Web page and app entries:
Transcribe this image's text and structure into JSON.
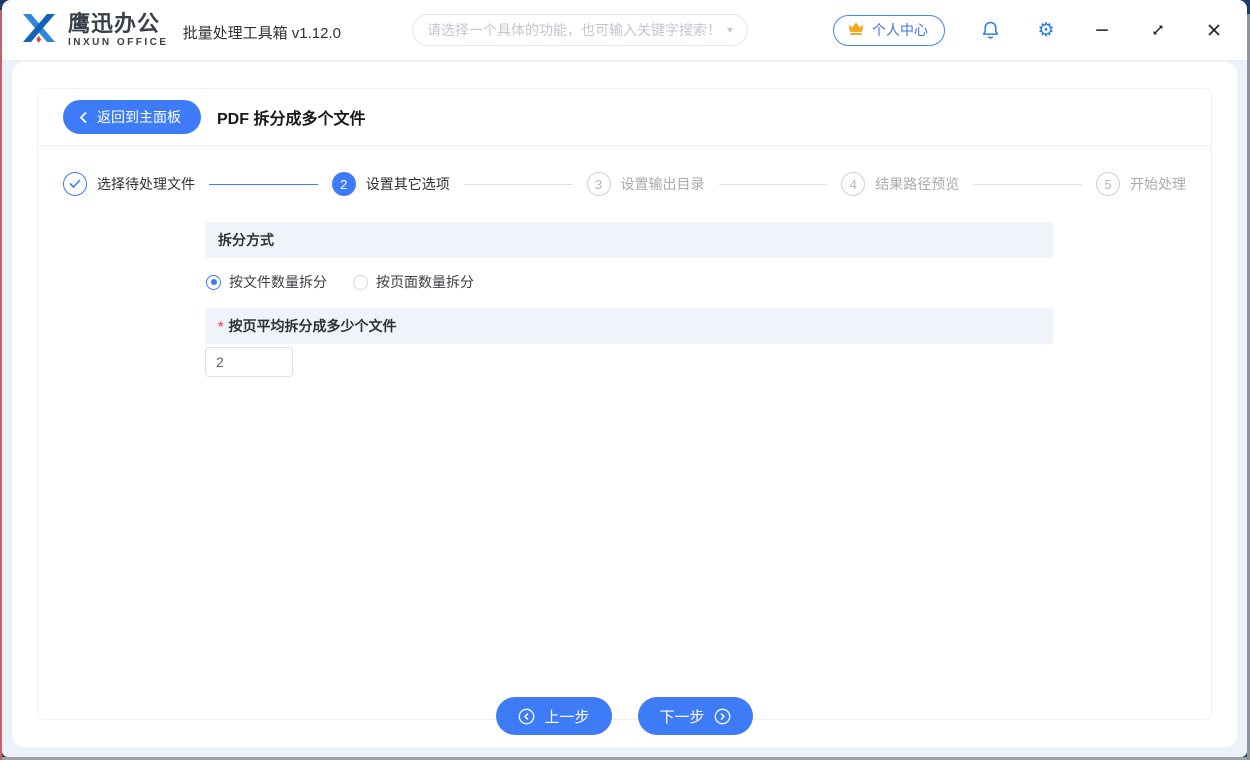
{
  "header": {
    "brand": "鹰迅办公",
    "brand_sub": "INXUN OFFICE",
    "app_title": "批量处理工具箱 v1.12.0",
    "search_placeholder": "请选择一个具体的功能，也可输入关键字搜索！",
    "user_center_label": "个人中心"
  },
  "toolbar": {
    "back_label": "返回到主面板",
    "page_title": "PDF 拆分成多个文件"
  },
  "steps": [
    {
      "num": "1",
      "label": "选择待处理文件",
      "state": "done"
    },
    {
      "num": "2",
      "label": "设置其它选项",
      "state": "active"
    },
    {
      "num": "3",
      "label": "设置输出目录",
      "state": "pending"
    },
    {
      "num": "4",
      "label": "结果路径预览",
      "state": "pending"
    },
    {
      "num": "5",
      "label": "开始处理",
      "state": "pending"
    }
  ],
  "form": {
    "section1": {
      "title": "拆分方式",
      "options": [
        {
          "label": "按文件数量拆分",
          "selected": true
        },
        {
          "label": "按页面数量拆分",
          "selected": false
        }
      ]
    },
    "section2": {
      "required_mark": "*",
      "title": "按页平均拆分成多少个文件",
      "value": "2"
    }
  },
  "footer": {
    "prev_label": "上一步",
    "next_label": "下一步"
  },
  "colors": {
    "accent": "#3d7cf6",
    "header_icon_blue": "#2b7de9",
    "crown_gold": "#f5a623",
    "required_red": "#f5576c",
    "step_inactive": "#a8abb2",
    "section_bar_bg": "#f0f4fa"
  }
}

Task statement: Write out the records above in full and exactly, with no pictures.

Solution to this problem:
Transcribe this image's text and structure into JSON.
{
  "header": {
    "brand": "鹰迅办公",
    "brand_sub": "INXUN OFFICE",
    "app_title": "批量处理工具箱 v1.12.0",
    "search_placeholder": "请选择一个具体的功能，也可输入关键字搜索！",
    "user_center_label": "个人中心"
  },
  "toolbar": {
    "back_label": "返回到主面板",
    "page_title": "PDF 拆分成多个文件"
  },
  "steps": [
    {
      "num": "1",
      "label": "选择待处理文件",
      "state": "done"
    },
    {
      "num": "2",
      "label": "设置其它选项",
      "state": "active"
    },
    {
      "num": "3",
      "label": "设置输出目录",
      "state": "pending"
    },
    {
      "num": "4",
      "label": "结果路径预览",
      "state": "pending"
    },
    {
      "num": "5",
      "label": "开始处理",
      "state": "pending"
    }
  ],
  "form": {
    "section1": {
      "title": "拆分方式",
      "options": [
        {
          "label": "按文件数量拆分",
          "selected": true
        },
        {
          "label": "按页面数量拆分",
          "selected": false
        }
      ]
    },
    "section2": {
      "required_mark": "*",
      "title": "按页平均拆分成多少个文件",
      "value": "2"
    }
  },
  "footer": {
    "prev_label": "上一步",
    "next_label": "下一步"
  },
  "colors": {
    "accent": "#3d7cf6",
    "header_icon_blue": "#2b7de9",
    "crown_gold": "#f5a623",
    "required_red": "#f5576c",
    "step_inactive": "#a8abb2",
    "section_bar_bg": "#f0f4fa"
  }
}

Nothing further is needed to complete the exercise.